── Available records ──

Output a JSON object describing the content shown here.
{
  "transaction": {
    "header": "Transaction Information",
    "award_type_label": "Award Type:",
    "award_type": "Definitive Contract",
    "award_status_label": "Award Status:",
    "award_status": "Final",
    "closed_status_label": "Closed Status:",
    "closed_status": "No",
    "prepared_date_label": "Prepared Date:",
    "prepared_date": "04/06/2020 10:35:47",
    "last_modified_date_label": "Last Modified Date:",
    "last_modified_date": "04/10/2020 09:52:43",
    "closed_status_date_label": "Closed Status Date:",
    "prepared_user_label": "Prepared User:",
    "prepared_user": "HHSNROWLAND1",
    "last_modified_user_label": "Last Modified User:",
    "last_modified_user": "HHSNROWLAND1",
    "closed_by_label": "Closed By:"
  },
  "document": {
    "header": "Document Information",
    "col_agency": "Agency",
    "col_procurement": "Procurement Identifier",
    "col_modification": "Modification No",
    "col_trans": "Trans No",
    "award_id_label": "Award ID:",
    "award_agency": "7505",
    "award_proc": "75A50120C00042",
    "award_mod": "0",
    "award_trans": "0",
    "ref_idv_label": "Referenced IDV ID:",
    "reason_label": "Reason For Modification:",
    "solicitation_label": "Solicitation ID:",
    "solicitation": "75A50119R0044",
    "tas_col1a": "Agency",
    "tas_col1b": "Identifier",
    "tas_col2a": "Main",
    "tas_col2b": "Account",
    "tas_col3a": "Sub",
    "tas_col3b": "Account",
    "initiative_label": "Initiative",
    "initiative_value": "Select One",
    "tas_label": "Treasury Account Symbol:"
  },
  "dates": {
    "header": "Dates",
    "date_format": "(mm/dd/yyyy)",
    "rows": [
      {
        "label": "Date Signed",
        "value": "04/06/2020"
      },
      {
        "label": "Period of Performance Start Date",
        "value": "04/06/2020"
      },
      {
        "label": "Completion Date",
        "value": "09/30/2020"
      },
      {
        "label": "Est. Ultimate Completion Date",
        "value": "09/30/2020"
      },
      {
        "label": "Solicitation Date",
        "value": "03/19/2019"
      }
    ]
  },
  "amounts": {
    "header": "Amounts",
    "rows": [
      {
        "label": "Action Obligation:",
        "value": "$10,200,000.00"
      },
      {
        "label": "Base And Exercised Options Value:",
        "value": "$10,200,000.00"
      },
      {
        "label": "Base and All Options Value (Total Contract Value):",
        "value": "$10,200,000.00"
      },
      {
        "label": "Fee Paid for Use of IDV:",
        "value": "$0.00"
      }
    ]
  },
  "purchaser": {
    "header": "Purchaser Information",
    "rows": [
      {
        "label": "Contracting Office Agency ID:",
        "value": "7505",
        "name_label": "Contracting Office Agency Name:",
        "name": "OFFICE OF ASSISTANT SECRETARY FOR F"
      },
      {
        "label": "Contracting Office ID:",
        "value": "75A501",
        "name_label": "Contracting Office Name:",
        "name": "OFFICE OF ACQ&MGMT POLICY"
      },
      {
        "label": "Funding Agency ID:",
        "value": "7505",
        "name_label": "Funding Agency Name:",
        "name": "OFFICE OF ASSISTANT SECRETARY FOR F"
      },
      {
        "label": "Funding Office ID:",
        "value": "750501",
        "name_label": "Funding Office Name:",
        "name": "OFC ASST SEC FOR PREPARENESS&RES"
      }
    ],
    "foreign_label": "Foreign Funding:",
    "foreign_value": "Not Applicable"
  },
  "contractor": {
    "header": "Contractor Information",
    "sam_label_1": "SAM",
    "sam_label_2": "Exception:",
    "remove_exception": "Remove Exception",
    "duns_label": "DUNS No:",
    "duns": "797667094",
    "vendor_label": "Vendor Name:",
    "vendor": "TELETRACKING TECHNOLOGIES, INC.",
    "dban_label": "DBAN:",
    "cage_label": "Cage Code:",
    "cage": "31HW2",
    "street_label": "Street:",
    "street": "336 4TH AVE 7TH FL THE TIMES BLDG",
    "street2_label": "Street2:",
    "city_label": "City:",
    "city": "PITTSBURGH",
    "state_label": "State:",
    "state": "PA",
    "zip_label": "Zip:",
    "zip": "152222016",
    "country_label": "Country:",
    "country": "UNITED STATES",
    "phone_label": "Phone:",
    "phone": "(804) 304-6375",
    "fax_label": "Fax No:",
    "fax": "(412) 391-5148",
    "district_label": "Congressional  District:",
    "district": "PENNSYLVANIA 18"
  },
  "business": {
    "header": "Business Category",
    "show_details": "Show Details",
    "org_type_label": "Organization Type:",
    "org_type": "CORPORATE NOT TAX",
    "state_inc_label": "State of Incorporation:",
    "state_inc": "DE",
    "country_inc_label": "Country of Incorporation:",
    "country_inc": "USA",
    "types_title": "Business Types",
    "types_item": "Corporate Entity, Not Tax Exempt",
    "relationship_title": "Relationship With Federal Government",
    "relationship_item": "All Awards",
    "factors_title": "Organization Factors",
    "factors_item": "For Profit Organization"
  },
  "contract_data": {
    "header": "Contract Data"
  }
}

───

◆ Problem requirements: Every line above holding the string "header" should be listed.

◆ Reply:
    "header": "Transaction Information",
    "header": "Document Information",
    "header": "Dates",
    "header": "Amounts",
    "header": "Purchaser Information",
    "header": "Contractor Information",
    "header": "Business Category",
    "header": "Contract Data"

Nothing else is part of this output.